■ **What is needed**
Report every line of the data that includes "shortcut".

━━━━━━━━━━━━━━━━━━━━

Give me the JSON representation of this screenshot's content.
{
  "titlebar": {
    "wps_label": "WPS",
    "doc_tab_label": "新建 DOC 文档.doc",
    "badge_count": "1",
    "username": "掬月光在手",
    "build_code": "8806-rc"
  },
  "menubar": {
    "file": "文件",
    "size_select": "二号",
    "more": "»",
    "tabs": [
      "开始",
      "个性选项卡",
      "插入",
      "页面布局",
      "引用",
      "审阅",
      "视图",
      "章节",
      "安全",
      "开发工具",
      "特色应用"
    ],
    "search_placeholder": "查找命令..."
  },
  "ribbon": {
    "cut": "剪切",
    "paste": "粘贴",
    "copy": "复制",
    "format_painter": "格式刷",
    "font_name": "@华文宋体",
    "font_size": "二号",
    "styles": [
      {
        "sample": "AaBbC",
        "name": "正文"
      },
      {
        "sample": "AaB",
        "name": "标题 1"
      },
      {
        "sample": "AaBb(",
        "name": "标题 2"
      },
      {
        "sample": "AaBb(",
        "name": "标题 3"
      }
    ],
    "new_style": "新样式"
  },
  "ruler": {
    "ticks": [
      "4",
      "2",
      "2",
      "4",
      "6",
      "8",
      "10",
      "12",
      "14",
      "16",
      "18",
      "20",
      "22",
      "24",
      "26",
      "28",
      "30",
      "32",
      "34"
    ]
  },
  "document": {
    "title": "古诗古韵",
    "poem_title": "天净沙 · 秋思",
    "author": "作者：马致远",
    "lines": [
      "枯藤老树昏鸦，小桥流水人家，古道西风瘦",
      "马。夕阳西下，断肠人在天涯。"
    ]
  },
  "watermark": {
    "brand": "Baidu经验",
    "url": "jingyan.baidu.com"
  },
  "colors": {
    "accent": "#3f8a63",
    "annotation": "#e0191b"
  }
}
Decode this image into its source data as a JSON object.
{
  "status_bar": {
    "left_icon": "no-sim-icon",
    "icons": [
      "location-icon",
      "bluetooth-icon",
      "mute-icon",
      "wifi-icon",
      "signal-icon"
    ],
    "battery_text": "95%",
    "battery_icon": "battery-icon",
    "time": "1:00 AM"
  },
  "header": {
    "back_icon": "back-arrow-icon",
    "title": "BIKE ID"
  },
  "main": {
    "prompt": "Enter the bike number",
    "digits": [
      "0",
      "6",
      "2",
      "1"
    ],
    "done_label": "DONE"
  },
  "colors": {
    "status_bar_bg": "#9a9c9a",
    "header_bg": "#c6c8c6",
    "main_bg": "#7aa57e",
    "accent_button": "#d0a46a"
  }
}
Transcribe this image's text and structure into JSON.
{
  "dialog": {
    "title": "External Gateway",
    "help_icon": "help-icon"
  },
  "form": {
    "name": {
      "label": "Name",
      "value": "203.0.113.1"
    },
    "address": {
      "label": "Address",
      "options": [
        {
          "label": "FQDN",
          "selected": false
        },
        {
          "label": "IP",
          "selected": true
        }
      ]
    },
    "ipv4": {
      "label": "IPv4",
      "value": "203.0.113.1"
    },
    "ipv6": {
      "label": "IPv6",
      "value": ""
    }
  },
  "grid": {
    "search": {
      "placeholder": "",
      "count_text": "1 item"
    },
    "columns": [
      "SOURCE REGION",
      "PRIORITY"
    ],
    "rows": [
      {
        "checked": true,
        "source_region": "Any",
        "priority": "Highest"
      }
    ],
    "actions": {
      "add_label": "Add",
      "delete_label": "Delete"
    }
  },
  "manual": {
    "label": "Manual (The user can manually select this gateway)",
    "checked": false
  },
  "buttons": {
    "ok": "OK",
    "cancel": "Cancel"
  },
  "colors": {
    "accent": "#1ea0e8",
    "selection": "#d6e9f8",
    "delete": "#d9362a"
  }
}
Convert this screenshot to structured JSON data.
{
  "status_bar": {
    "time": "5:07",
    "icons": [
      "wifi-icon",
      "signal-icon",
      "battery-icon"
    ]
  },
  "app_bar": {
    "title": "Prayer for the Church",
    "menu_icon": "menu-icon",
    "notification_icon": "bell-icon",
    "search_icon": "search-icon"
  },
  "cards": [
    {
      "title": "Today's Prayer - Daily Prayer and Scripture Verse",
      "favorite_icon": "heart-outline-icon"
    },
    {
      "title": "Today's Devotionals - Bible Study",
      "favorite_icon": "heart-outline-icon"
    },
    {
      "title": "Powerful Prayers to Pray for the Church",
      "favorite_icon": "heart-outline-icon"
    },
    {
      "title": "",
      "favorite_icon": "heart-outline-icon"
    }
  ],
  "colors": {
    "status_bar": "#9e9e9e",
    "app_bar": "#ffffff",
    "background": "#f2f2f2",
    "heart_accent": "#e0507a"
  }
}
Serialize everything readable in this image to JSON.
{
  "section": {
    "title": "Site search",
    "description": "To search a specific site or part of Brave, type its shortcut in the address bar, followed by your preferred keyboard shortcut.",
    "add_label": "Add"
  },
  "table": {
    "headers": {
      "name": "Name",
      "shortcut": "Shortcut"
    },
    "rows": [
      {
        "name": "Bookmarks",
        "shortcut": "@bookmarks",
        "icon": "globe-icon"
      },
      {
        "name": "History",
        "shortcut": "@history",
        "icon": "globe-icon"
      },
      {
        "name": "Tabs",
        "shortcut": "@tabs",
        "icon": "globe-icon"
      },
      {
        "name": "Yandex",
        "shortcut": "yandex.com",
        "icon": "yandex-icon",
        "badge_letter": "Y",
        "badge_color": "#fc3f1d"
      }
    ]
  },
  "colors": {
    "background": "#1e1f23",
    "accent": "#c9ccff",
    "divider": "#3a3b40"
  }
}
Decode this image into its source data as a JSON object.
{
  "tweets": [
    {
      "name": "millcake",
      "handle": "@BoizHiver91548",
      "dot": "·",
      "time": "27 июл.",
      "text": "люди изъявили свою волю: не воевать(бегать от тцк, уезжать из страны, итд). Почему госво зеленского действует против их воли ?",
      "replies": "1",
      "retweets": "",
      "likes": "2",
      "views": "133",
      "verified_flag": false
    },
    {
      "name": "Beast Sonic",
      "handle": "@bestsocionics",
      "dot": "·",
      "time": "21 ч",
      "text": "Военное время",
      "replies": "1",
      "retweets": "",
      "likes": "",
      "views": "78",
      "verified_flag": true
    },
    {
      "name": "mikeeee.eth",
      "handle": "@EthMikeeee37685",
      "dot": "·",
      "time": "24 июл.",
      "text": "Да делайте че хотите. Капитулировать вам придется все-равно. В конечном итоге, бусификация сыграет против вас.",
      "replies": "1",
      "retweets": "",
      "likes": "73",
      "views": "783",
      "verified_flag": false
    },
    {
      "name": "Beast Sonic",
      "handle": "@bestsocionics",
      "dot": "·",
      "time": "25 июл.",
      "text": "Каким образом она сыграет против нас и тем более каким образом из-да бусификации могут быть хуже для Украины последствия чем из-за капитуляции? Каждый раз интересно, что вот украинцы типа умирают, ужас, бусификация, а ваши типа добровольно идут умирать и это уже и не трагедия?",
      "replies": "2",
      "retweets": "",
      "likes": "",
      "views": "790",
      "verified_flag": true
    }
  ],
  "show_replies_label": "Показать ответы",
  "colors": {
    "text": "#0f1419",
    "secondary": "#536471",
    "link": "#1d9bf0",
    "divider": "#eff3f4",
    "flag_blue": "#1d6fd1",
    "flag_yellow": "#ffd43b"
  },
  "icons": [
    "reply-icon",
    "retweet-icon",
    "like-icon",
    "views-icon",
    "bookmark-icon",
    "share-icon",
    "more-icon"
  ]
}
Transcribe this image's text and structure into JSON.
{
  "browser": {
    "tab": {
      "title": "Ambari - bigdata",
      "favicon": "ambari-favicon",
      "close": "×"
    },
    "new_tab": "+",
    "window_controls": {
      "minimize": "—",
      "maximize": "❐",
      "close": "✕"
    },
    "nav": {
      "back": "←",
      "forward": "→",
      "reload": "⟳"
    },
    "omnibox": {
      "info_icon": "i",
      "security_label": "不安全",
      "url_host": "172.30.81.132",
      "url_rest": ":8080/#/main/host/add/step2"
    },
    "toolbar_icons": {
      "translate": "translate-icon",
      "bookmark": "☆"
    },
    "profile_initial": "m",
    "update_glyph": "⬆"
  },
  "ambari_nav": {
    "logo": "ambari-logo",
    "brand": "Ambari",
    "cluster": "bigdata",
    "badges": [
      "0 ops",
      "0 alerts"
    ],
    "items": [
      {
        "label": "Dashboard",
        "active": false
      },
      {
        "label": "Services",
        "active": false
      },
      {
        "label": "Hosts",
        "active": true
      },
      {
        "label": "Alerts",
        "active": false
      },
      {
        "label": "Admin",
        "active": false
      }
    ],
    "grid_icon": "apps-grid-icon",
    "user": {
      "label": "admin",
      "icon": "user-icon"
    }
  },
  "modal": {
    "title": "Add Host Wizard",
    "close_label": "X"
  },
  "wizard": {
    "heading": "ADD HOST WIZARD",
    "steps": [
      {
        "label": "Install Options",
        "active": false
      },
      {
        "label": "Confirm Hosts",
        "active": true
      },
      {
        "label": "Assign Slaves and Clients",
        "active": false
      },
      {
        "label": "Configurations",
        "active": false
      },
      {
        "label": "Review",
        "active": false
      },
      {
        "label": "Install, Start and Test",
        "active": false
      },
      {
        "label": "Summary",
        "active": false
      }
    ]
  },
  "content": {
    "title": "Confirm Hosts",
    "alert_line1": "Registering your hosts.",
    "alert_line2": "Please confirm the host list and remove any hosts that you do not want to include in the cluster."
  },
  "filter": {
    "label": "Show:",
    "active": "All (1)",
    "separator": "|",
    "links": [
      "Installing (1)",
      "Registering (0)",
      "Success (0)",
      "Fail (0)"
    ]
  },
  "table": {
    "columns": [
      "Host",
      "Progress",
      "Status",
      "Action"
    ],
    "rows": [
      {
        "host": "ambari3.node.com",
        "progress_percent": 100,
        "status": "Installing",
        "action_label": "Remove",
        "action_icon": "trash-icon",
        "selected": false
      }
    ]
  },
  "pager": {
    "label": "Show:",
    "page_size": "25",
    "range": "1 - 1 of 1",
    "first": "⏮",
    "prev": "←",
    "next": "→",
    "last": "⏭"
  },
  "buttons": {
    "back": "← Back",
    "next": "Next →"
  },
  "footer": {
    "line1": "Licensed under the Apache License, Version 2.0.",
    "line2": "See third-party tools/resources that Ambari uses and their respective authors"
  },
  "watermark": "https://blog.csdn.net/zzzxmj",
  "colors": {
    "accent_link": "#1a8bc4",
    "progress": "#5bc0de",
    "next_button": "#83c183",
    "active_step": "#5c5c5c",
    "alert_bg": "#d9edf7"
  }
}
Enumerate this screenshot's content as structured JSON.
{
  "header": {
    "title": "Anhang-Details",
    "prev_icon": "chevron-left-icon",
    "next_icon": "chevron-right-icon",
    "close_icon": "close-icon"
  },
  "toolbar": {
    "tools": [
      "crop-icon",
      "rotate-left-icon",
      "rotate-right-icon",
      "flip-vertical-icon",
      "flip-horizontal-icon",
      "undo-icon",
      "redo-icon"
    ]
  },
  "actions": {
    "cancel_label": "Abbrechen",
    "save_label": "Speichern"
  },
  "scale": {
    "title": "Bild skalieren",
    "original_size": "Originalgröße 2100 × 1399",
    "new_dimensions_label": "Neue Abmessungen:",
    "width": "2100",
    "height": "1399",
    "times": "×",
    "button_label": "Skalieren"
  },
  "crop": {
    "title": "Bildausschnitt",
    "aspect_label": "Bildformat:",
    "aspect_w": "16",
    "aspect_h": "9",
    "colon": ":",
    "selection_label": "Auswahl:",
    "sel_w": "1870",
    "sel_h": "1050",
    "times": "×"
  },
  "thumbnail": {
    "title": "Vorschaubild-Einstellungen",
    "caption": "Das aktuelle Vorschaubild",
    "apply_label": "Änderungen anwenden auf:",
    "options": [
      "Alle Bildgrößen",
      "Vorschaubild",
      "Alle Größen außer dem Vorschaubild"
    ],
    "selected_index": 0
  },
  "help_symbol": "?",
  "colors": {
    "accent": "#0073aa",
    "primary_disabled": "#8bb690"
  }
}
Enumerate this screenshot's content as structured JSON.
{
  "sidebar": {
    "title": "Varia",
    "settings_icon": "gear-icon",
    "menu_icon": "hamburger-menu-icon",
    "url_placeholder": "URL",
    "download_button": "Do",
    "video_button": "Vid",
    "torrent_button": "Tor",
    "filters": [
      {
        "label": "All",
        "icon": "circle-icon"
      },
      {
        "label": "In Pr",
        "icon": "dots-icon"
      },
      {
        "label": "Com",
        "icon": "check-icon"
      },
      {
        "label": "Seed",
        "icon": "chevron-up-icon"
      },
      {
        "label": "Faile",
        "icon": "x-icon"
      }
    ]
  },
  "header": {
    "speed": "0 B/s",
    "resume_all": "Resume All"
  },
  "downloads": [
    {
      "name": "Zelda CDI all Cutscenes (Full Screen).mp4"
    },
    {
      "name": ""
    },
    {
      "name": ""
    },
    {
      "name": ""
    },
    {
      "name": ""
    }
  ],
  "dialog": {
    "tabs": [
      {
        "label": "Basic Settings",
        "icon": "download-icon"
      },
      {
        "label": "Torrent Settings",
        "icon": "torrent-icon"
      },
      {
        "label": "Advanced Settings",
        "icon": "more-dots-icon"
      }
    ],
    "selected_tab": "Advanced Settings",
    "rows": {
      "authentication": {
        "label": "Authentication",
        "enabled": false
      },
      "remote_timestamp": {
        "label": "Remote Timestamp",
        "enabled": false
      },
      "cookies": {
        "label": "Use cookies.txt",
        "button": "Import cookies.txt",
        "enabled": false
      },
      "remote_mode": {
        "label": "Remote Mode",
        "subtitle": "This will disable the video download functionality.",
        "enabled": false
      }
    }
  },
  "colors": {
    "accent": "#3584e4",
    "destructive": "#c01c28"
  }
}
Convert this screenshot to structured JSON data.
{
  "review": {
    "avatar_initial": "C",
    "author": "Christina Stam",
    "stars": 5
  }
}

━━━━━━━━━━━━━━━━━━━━

■ **Result**
    "description": "To search a specific site or part of Brave, type its shortcut in the address bar, followed by your preferred keyboard shortcut.",
      "shortcut": "Shortcut"
        "shortcut": "@bookmarks",
        "shortcut": "@history",
        "shortcut": "@tabs",
        "shortcut": "yandex.com",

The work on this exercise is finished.